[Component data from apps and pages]

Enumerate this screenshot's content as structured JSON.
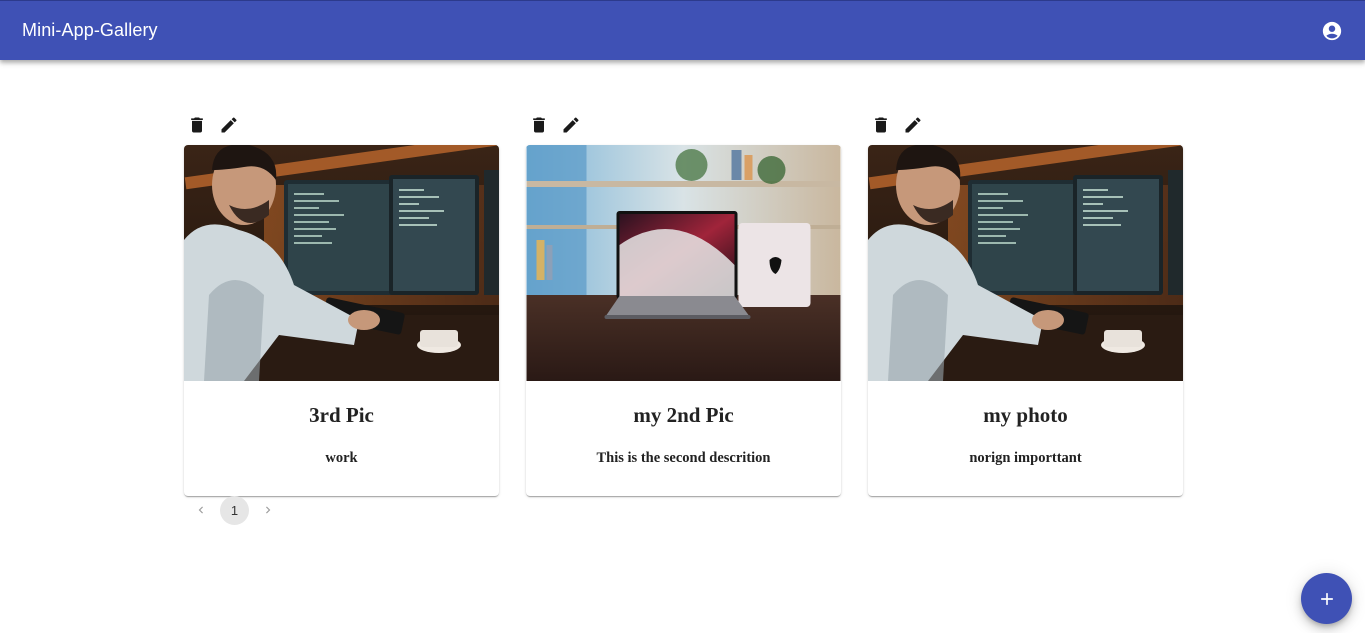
{
  "app": {
    "title": "Mini-App-Gallery",
    "brand_color": "#3f51b5",
    "account_icon": "account-circle-icon"
  },
  "cards": [
    {
      "title": "3rd Pic",
      "description": "work",
      "image": "man-at-computer-photo"
    },
    {
      "title": "my 2nd Pic",
      "description": "This is the second descrition",
      "image": "laptop-on-desk-photo"
    },
    {
      "title": "my photo",
      "description": "norign importtant",
      "image": "man-at-computer-photo"
    }
  ],
  "card_actions": {
    "delete_icon": "trash-icon",
    "edit_icon": "pencil-icon"
  },
  "pagination": {
    "current_page": "1",
    "prev_icon": "chevron-left-icon",
    "next_icon": "chevron-right-icon"
  },
  "fab": {
    "icon": "plus-icon"
  }
}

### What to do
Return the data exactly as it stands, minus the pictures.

### Problem solution
Enumerate this screenshot's content as structured JSON.
{
  "app": {
    "title": "Mini-App-Gallery",
    "brand_color": "#3f51b5",
    "account_icon": "account-circle-icon"
  },
  "cards": [
    {
      "title": "3rd Pic",
      "description": "work",
      "image": "man-at-computer-photo"
    },
    {
      "title": "my 2nd Pic",
      "description": "This is the second descrition",
      "image": "laptop-on-desk-photo"
    },
    {
      "title": "my photo",
      "description": "norign importtant",
      "image": "man-at-computer-photo"
    }
  ],
  "card_actions": {
    "delete_icon": "trash-icon",
    "edit_icon": "pencil-icon"
  },
  "pagination": {
    "current_page": "1",
    "prev_icon": "chevron-left-icon",
    "next_icon": "chevron-right-icon"
  },
  "fab": {
    "icon": "plus-icon"
  }
}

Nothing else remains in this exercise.